TASK GOAL:
Please reproduce the listing in its entirety, exactly as shown.

RAW DATA:
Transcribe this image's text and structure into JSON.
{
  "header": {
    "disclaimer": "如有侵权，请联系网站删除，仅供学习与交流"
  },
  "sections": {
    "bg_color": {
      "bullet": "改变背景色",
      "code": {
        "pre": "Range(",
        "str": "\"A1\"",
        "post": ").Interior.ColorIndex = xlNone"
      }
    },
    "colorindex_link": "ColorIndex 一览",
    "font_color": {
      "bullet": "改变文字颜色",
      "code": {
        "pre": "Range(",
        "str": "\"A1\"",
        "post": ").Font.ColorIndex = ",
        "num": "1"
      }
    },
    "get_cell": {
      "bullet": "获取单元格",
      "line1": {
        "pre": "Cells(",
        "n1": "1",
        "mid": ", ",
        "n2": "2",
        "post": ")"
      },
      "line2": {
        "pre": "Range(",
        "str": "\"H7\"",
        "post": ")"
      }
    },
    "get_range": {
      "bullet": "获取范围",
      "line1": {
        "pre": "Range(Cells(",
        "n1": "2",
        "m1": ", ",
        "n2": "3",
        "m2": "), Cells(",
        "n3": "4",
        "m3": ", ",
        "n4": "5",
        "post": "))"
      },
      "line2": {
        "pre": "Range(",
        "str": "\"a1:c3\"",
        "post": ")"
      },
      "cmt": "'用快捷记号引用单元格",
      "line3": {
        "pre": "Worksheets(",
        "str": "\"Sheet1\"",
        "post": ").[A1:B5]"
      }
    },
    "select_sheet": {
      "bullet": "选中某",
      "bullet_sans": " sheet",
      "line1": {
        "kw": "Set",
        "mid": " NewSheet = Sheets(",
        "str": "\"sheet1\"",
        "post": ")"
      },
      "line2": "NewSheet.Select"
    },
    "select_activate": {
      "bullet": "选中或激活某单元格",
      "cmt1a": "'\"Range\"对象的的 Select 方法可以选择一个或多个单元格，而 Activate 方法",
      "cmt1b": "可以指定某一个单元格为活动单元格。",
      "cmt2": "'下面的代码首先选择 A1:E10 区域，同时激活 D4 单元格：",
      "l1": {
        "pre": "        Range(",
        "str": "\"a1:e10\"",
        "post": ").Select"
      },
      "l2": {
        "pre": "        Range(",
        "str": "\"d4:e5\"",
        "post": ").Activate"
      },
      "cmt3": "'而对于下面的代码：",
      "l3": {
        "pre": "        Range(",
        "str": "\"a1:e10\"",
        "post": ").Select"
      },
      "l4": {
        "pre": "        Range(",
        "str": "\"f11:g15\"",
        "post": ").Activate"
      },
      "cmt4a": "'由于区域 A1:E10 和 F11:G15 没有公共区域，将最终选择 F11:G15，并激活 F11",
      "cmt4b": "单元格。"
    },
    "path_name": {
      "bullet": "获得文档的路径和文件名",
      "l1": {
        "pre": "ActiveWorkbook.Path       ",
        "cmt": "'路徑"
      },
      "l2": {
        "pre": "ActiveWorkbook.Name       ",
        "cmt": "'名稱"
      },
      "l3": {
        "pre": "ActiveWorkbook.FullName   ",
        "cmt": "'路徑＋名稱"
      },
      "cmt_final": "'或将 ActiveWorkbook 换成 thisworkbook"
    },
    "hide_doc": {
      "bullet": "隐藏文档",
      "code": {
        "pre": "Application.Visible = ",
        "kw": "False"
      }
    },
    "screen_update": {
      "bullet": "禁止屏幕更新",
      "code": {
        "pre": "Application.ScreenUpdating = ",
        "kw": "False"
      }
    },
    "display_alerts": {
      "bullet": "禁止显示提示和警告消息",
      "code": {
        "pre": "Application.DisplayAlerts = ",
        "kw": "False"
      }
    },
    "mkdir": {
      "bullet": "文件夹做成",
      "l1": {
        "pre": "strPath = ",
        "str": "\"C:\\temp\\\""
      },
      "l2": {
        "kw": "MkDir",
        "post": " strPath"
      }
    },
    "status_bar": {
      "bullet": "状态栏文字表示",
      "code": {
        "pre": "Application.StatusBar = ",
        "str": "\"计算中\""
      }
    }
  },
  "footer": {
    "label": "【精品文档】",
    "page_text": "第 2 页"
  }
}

TASK RESPONSE:
Transcribe this image's text and structure into JSON.
{
  "header": {
    "disclaimer": "如有侵权，请联系网站删除，仅供学习与交流"
  },
  "sections": {
    "bg_color": {
      "bullet": "改变背景色",
      "code": {
        "pre": "Range(",
        "str": "\"A1\"",
        "post": ").Interior.ColorIndex = xlNone"
      }
    },
    "colorindex_link": "ColorIndex 一览",
    "font_color": {
      "bullet": "改变文字颜色",
      "code": {
        "pre": "Range(",
        "str": "\"A1\"",
        "post": ").Font.ColorIndex = ",
        "num": "1"
      }
    },
    "get_cell": {
      "bullet": "获取单元格",
      "line1": {
        "pre": "Cells(",
        "n1": "1",
        "mid": ", ",
        "n2": "2",
        "post": ")"
      },
      "line2": {
        "pre": "Range(",
        "str": "\"H7\"",
        "post": ")"
      }
    },
    "get_range": {
      "bullet": "获取范围",
      "line1": {
        "pre": "Range(Cells(",
        "n1": "2",
        "m1": ", ",
        "n2": "3",
        "m2": "), Cells(",
        "n3": "4",
        "m3": ", ",
        "n4": "5",
        "post": "))"
      },
      "line2": {
        "pre": "Range(",
        "str": "\"a1:c3\"",
        "post": ")"
      },
      "cmt": "'用快捷记号引用单元格",
      "line3": {
        "pre": "Worksheets(",
        "str": "\"Sheet1\"",
        "post": ").[A1:B5]"
      }
    },
    "select_sheet": {
      "bullet": "选中某",
      "bullet_sans": " sheet",
      "line1": {
        "kw": "Set",
        "mid": " NewSheet = Sheets(",
        "str": "\"sheet1\"",
        "post": ")"
      },
      "line2": "NewSheet.Select"
    },
    "select_activate": {
      "bullet": "选中或激活某单元格",
      "cmt1a": "'\"Range\"对象的的 Select 方法可以选择一个或多个单元格，而 Activate 方法",
      "cmt1b": "可以指定某一个单元格为活动单元格。",
      "cmt2": "'下面的代码首先选择 A1:E10 区域，同时激活 D4 单元格：",
      "l1": {
        "pre": "        Range(",
        "str": "\"a1:e10\"",
        "post": ").Select"
      },
      "l2": {
        "pre": "        Range(",
        "str": "\"d4:e5\"",
        "post": ").Activate"
      },
      "cmt3": "'而对于下面的代码：",
      "l3": {
        "pre": "        Range(",
        "str": "\"a1:e10\"",
        "post": ").Select"
      },
      "l4": {
        "pre": "        Range(",
        "str": "\"f11:g15\"",
        "post": ").Activate"
      },
      "cmt4a": "'由于区域 A1:E10 和 F11:G15 没有公共区域，将最终选择 F11:G15，并激活 F11",
      "cmt4b": "单元格。"
    },
    "path_name": {
      "bullet": "获得文档的路径和文件名",
      "l1": {
        "pre": "ActiveWorkbook.Path       ",
        "cmt": "'路徑"
      },
      "l2": {
        "pre": "ActiveWorkbook.Name       ",
        "cmt": "'名稱"
      },
      "l3": {
        "pre": "ActiveWorkbook.FullName   ",
        "cmt": "'路徑＋名稱"
      },
      "cmt_final": "'或将 ActiveWorkbook 换成 thisworkbook"
    },
    "hide_doc": {
      "bullet": "隐藏文档",
      "code": {
        "pre": "Application.Visible = ",
        "kw": "False"
      }
    },
    "screen_update": {
      "bullet": "禁止屏幕更新",
      "code": {
        "pre": "Application.ScreenUpdating = ",
        "kw": "False"
      }
    },
    "display_alerts": {
      "bullet": "禁止显示提示和警告消息",
      "code": {
        "pre": "Application.DisplayAlerts = ",
        "kw": "False"
      }
    },
    "mkdir": {
      "bullet": "文件夹做成",
      "l1": {
        "pre": "strPath = ",
        "str": "\"C:\\temp\\\""
      },
      "l2": {
        "kw": "MkDir",
        "post": " strPath"
      }
    },
    "status_bar": {
      "bullet": "状态栏文字表示",
      "code": {
        "pre": "Application.StatusBar = ",
        "str": "\"计算中\""
      }
    }
  },
  "footer": {
    "label": "【精品文档】",
    "page_text": "第 2 页"
  }
}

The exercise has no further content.